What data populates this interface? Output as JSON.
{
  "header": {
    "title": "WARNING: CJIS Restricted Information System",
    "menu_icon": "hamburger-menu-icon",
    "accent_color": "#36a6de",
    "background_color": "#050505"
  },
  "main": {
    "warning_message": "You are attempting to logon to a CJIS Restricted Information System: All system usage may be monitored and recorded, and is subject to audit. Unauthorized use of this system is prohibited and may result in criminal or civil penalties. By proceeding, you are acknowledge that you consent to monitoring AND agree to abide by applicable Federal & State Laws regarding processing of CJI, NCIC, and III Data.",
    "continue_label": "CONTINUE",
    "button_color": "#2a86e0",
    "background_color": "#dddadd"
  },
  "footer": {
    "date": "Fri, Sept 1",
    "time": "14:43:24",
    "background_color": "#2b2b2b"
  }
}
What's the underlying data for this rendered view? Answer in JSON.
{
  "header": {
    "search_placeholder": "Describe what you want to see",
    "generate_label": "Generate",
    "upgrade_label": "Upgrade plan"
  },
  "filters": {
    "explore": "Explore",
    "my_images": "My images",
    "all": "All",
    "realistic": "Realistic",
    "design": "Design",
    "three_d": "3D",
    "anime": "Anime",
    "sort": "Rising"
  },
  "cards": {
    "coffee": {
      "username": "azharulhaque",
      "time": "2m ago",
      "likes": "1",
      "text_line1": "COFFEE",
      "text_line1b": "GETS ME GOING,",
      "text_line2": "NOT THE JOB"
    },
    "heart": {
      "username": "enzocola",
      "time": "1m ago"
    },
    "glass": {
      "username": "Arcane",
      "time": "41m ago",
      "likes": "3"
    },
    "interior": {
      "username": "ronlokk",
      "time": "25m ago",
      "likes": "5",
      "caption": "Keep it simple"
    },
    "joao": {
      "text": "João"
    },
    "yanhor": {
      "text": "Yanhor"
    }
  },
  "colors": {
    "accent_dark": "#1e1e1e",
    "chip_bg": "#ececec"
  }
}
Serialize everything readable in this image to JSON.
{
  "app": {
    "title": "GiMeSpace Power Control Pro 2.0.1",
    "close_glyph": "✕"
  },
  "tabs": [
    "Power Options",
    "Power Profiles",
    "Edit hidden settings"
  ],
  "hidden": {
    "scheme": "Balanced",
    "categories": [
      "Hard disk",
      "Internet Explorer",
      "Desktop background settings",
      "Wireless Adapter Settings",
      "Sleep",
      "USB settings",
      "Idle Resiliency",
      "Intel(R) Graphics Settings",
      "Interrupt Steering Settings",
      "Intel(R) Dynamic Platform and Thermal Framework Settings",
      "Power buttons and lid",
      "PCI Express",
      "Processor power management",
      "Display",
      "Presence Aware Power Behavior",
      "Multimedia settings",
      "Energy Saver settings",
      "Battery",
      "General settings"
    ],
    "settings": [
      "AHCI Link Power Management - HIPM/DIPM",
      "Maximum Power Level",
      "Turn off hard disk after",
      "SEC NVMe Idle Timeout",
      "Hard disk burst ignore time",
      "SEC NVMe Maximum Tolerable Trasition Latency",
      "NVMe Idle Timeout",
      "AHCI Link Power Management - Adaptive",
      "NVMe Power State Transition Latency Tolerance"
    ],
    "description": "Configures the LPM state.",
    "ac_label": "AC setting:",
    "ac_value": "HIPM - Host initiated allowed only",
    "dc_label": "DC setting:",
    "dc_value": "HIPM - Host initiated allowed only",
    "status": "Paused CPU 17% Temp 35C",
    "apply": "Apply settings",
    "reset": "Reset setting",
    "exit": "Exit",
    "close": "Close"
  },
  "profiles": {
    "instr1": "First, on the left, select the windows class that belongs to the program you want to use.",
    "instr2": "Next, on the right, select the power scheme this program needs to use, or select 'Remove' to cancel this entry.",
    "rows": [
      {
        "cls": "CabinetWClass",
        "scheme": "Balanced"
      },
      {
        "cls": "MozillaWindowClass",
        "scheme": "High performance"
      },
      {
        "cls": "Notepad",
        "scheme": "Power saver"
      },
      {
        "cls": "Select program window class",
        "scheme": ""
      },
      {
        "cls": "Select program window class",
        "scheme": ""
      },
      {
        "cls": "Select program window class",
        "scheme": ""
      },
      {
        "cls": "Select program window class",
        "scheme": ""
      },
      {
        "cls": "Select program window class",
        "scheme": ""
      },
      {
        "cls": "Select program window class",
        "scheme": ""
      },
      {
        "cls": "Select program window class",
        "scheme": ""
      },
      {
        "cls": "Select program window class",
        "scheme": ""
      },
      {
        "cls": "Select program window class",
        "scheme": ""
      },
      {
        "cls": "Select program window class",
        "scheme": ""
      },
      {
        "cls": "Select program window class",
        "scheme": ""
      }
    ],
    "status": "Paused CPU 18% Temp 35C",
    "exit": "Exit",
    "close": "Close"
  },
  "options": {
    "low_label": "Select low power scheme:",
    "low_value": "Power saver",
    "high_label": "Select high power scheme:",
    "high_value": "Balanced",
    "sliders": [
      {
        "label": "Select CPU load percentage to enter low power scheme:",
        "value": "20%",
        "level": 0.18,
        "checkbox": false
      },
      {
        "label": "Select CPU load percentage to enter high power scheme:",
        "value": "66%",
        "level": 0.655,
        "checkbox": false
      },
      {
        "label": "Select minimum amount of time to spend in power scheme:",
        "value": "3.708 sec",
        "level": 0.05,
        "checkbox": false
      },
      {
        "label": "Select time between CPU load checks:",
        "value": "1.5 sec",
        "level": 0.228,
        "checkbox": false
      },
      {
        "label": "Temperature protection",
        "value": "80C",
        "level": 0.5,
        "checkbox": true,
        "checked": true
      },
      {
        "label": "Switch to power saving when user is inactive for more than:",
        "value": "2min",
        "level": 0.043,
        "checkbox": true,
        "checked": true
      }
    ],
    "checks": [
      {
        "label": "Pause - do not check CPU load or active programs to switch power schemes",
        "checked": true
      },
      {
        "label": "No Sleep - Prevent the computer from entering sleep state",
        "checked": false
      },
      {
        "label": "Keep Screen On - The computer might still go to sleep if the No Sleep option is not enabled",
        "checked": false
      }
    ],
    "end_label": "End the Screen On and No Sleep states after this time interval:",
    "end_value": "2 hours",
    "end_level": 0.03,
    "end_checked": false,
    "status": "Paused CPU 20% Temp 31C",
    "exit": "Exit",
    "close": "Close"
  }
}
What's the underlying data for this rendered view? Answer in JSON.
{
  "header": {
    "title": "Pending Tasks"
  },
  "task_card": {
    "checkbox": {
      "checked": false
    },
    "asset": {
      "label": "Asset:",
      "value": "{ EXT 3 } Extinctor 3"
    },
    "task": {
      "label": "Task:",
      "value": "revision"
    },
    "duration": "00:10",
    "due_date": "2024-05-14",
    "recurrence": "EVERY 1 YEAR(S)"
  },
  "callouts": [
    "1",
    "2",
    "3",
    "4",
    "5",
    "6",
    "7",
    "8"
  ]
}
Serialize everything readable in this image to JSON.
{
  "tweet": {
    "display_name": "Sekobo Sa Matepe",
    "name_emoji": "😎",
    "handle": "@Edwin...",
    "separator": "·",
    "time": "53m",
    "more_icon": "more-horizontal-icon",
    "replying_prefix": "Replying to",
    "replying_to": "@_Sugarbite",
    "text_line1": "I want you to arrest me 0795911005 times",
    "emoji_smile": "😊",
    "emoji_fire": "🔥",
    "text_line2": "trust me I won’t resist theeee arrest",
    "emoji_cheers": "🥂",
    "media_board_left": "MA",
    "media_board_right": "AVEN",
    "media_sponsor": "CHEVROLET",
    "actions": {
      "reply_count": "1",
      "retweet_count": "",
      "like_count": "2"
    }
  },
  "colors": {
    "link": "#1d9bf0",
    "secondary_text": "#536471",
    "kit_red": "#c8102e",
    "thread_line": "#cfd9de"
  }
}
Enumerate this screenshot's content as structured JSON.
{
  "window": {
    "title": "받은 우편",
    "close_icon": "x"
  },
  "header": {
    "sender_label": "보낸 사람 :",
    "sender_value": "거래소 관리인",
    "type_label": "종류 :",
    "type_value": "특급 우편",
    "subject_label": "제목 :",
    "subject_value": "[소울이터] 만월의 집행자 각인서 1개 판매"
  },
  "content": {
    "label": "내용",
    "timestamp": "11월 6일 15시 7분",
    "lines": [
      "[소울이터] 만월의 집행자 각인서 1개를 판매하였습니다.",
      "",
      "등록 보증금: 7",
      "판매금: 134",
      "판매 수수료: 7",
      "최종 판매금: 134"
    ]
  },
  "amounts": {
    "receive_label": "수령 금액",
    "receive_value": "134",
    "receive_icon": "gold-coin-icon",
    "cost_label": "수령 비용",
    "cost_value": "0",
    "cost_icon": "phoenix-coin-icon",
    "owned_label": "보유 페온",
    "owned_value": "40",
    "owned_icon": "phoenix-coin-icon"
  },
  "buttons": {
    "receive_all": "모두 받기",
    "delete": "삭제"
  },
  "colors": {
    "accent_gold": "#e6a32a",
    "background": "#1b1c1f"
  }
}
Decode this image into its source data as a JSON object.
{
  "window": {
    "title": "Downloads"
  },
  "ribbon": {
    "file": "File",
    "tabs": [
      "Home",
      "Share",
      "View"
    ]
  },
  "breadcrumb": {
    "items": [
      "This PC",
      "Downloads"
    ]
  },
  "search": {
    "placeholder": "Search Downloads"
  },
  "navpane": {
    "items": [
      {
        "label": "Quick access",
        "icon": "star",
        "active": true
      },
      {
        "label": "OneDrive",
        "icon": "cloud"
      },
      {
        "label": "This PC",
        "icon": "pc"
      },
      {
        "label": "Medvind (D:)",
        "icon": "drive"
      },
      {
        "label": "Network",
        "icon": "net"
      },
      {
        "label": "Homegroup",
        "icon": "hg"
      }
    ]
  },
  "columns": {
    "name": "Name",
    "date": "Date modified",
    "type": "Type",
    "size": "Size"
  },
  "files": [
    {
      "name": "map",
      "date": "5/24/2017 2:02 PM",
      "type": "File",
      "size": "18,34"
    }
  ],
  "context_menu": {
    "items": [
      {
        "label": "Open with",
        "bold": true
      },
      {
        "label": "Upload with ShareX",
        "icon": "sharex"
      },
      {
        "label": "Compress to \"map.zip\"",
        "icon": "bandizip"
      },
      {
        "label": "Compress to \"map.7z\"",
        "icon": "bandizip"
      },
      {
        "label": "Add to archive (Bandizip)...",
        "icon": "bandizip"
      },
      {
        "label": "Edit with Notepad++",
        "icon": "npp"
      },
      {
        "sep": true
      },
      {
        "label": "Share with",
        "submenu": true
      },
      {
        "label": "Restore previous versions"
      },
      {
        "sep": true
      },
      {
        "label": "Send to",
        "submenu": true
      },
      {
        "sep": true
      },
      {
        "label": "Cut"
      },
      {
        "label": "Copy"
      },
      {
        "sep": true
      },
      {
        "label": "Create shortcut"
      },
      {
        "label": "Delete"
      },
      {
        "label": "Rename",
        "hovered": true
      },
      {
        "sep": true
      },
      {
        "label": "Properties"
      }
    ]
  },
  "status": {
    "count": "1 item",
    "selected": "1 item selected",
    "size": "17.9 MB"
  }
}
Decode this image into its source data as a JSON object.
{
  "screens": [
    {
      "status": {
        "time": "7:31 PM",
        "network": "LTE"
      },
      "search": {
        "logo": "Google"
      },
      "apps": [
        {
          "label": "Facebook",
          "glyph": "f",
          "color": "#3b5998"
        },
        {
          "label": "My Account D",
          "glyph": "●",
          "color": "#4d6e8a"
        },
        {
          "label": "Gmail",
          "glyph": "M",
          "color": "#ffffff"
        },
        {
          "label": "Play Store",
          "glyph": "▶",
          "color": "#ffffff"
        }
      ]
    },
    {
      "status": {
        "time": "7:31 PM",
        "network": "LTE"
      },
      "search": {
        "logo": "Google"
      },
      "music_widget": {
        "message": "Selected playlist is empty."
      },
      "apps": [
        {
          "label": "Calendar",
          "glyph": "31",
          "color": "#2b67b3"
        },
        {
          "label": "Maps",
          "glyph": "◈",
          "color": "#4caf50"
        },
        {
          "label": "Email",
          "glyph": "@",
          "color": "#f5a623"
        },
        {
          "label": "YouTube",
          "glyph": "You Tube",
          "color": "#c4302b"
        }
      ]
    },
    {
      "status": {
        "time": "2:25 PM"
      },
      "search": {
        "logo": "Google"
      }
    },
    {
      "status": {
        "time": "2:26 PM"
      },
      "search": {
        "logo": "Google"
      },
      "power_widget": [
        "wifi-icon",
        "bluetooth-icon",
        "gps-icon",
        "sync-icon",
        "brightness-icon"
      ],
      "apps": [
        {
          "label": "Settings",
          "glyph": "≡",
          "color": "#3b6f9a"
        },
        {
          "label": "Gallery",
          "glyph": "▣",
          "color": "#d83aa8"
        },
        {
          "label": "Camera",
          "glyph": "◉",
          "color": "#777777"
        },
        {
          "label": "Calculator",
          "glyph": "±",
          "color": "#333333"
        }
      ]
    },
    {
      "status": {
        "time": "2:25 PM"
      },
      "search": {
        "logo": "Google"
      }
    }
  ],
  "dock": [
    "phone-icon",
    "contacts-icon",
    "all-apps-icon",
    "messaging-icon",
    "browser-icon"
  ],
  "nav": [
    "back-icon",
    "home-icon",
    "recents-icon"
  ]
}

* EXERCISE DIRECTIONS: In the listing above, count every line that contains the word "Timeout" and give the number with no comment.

* RESPONSE BELOW: 2